• [Task]
Using the entries that follow, state how many lines contain the word "header". The response is that number and nothing more.

• [Extracted entries]
═══

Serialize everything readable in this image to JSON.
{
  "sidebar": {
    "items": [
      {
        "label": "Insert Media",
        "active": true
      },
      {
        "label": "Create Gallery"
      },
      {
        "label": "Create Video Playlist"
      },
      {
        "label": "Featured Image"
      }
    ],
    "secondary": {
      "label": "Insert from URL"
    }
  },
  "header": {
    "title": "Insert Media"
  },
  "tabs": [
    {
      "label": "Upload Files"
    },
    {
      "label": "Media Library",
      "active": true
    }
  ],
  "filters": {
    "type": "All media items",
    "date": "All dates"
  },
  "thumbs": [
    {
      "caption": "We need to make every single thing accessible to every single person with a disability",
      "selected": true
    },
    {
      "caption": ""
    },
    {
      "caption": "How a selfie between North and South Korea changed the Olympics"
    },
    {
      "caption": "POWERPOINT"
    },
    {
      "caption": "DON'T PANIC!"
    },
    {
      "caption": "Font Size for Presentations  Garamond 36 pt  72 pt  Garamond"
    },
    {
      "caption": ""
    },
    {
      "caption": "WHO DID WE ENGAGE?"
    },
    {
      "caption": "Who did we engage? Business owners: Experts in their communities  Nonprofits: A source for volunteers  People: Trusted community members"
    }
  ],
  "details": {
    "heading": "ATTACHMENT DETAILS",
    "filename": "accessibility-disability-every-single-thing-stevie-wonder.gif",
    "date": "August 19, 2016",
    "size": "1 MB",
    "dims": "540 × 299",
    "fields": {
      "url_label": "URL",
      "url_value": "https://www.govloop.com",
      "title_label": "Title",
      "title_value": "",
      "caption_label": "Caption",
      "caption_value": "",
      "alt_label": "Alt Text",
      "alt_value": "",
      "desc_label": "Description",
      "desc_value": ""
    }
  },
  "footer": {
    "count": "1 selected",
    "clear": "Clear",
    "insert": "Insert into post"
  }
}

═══

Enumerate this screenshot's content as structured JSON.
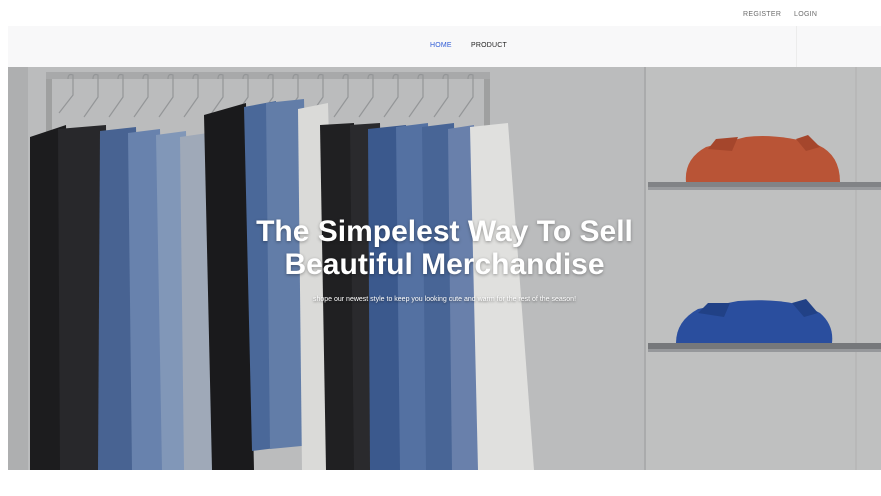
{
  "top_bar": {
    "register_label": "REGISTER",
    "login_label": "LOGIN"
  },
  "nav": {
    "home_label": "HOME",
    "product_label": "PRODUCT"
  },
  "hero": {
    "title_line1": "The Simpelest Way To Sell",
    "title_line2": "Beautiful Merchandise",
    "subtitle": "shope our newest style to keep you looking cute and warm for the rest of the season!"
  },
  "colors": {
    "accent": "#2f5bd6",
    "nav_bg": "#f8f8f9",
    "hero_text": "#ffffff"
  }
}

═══

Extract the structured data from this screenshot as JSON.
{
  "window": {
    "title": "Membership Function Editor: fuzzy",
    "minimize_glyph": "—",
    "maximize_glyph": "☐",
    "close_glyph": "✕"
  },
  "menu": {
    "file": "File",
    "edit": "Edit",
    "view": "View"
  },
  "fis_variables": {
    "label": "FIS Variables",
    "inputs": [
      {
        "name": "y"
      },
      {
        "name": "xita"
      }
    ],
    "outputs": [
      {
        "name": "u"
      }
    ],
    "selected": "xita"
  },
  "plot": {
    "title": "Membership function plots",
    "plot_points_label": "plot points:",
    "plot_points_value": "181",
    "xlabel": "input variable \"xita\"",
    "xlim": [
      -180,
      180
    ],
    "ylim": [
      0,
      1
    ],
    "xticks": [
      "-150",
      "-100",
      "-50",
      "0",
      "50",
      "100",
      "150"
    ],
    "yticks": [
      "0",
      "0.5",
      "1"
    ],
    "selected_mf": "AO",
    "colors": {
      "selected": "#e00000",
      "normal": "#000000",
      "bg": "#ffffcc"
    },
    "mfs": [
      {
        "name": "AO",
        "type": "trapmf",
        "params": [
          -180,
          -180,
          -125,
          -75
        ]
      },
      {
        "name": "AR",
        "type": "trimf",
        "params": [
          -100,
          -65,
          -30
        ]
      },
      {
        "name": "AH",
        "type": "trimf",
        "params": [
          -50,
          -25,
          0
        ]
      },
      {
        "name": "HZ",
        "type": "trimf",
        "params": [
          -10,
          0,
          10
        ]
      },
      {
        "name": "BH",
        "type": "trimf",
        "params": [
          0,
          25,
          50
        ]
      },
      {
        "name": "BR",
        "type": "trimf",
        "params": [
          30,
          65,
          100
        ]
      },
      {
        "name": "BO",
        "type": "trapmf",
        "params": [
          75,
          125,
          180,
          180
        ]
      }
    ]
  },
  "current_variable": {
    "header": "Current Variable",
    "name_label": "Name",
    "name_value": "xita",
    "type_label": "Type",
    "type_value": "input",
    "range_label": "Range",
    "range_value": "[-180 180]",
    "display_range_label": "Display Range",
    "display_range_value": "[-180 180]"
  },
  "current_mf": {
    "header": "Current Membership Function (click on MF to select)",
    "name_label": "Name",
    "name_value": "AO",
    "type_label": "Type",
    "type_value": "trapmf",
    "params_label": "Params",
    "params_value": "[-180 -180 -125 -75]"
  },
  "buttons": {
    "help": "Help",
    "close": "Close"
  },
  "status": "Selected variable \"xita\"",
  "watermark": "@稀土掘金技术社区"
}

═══

• [Answer space]
3